If Bangladesh wishes to turn around this dismal situation and join the other Asian developing countries, poised to benefit from the fourth industrial revolution, we must ask some hard questions. Key among these urgent questions are:
1. Why have resources not been mobilised or once mobilised not efficiently allocated to promote research?
2. Why have we failed to create an effective research promoting and talent gathering institution like the National Science Foundation in the US and similar entities in Europe, Japan, China, Singapore, Thailand, etc.?
3. What is the correct strategy from here onwards? Building specialised research institutes or modern comprehensive universities run by competent people with clear goals and little bureaucratic interference? What incentives need to be in place to attract and retain a pool of talented researchers?
4. What are some priority areas (biotechnology, artificial intelligence, mechanisation in agriculture, conflict resolution, trust in government, etc.) in which focused research is to be launched for local impact?
5. How will we know that good research is being conducted and relevant outcomes being produced for the nation's benefit?
A pragmatic approach may be a pilot project in founding a Research Oriented University of Science and Technology (ROUST) with relevant social sciences and humanities disciplines as a part of a comprehensive 21st century research university programme. The curriculum for such a ROUST may be based on benchmarking with successful universities we wish to emulate. Which models should we follow: specialised versus comprehensive institutions? Why are we not debating these questions?
We might reflect on the fact that up until the founding of two research-oriented universities in the US in the late 19th century—based on the German research university model—the traditional US universities were quite weak in scientific-technical research except perhaps in agriculture. But that changed quickly with the founding of research universities which were replicated throughout the US; after WW2 American research universities became models for the rest of the world. Today, the exemplary success of small Asian countries like Singapore shows that given the political will, resource mobilisation, and a solid brand of governance, Bangladesh can follow the ROUST approach with careful planning and resource allocation.
Both of us have done theoretical, as well as relevant empirical research on developing tertiary education with research as a strategic component. Our findings point to the urgent need for Bangladesh to formulate a comprehensive public-private partnership within at least a medium-term strategic science and technology development plan.

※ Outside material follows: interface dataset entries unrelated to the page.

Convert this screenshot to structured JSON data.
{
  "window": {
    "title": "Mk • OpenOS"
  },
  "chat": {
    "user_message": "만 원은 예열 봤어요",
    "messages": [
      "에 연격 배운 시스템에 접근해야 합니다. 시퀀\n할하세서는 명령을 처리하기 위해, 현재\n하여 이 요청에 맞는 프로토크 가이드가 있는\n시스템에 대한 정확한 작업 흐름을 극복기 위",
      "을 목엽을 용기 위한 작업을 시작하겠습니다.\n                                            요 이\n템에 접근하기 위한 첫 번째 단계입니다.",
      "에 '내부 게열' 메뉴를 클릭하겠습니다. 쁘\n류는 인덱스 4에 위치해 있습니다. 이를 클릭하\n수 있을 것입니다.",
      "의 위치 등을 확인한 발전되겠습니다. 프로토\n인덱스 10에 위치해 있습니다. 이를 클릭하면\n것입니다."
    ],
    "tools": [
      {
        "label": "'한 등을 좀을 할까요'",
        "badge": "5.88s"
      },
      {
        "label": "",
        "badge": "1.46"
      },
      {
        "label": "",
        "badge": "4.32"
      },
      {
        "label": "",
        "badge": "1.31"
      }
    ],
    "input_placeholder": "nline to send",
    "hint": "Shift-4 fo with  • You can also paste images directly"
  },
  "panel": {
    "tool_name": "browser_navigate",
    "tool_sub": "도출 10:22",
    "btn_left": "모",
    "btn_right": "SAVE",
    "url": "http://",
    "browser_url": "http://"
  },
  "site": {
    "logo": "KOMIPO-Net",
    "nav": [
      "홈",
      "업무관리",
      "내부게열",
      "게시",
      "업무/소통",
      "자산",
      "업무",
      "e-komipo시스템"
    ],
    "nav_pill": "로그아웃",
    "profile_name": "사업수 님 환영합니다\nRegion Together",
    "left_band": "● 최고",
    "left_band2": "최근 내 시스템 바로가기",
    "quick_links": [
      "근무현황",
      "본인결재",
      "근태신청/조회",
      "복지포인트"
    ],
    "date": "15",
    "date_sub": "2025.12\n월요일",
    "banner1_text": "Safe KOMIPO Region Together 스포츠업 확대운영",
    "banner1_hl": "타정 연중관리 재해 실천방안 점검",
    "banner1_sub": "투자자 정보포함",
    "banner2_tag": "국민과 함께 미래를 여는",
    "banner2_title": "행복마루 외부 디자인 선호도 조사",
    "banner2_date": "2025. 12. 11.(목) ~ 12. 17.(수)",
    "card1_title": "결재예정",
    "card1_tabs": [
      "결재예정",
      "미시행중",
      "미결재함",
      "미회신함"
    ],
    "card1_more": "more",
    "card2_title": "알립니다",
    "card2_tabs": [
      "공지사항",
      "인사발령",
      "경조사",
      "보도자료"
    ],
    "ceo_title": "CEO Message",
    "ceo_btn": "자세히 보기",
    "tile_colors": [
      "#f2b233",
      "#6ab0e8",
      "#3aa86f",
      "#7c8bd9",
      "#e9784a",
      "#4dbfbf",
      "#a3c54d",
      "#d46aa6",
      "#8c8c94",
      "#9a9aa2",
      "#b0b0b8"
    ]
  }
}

Once we have such a plan, we must be prepared to implement it and learn by doing. To this end, the sooner a high-level working group is comprised of the leading thinkers, both within Bangladesh and from among the expatriates with solid track records and international reputation, and activated to take the research agenda forward, the better. Many other Asian developing countries have already stolen the limelight and are leagues ahead of us. Do we have the luxury of losing more precious time?
Professor Syed Saad Andaleeb is Distinguished Professor Emeritus (Marketing), Pennsylvania State University. Professor Haider A Khan is John Evans Distinguished University Professor (Economics), University of Denver.